31 percent. That’s how much of your pre-tax monthly income you should be prepared to pay toward your mortgage, Matjanec says. The Multiple Listing Service of Long Island reports that the median yearly income was $87,500 among first-time homebuyers here in 2009 -- that’s $7,292 a month. So a buyer in this income range should start by budgeting $2,260 for monthly house payments. Then factor in things like the down payment, closing costs and monthly upkeep to determine how much home you can afford.
740. Borrowers boasting a credit score of 740 are offered the best interest rates, Matjanec says -- and if an Federal Housing Authority proposal before Congress passes, soon those with a score below 580 may not be able to get a loan without a 10 percent down payment. According to the Federal Trade Commission, annualcreditreport.com is the only authorized source for the free credit report you’re entitled to see once a year. You can see your score for a fee of about $8 -- and if it’s far below the mark, it’s time to clean up your act. Visit ftc.gov to learn how to dispute errors on your credit report.
1/3. That’s the maximum amount of your available credit that you should owe. If your debt is higher than that, start paying it down now and don’t apply for any new credit cards, Matjanec says. Reducing your debt can help you score a better interest rate on your home loan. For help with debt management, consult a nonprofit credit-counseling agency such as the National Foundation for Credit Counseling.

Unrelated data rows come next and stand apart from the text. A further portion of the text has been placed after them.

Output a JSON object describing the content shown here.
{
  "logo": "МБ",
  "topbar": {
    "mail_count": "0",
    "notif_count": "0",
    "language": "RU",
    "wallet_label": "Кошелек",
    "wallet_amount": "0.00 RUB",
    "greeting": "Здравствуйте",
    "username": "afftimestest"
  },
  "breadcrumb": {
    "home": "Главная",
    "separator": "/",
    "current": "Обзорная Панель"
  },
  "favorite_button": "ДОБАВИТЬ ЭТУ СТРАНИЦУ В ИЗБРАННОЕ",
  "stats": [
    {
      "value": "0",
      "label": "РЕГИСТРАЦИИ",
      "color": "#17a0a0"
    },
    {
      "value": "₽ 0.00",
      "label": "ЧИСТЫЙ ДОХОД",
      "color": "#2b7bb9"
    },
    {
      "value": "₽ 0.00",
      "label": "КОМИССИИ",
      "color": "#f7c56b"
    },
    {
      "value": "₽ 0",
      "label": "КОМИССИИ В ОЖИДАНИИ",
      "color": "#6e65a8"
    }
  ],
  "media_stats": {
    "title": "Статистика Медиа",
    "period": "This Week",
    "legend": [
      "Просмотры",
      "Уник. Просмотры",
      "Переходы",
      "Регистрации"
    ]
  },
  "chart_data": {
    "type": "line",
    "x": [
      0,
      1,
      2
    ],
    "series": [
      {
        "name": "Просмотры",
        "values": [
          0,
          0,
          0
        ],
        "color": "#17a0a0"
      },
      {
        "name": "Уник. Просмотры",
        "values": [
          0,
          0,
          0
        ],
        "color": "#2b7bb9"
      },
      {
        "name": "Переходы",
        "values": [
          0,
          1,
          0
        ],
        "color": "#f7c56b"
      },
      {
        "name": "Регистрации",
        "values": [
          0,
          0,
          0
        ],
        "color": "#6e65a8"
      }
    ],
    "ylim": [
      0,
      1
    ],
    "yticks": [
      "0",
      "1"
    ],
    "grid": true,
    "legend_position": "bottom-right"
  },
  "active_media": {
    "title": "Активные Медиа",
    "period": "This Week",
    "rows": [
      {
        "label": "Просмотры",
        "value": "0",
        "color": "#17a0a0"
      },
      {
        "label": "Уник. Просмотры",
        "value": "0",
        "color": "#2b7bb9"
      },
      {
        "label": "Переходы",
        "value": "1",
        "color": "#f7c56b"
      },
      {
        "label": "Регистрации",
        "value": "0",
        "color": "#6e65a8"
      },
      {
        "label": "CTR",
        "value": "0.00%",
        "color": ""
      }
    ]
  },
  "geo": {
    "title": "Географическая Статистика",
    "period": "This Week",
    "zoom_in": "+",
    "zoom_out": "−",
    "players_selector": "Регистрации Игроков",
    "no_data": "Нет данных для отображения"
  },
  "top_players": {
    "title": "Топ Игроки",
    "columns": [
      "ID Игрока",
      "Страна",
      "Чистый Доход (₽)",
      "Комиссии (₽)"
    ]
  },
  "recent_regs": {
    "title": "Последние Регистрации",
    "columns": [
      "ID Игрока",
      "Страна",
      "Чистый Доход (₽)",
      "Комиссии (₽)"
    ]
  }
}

20 percent. In New York, it takes a 20 percent down payment to get a conventional loan -- one that doesn’t come with a mortgage insurance requirement to offset the lender’s risk in the event of default. It’s best to save up for the full down payment because mortgage insurance fees add up, cautions Matjjanec: “Insurance fees will be different depending on the insurance company you use, but as of April 2010, government-insured mortgage fees are 3.5 percent. So for example a 30-year $300,000 mortgage could cost the buyer $30,000 in fees.”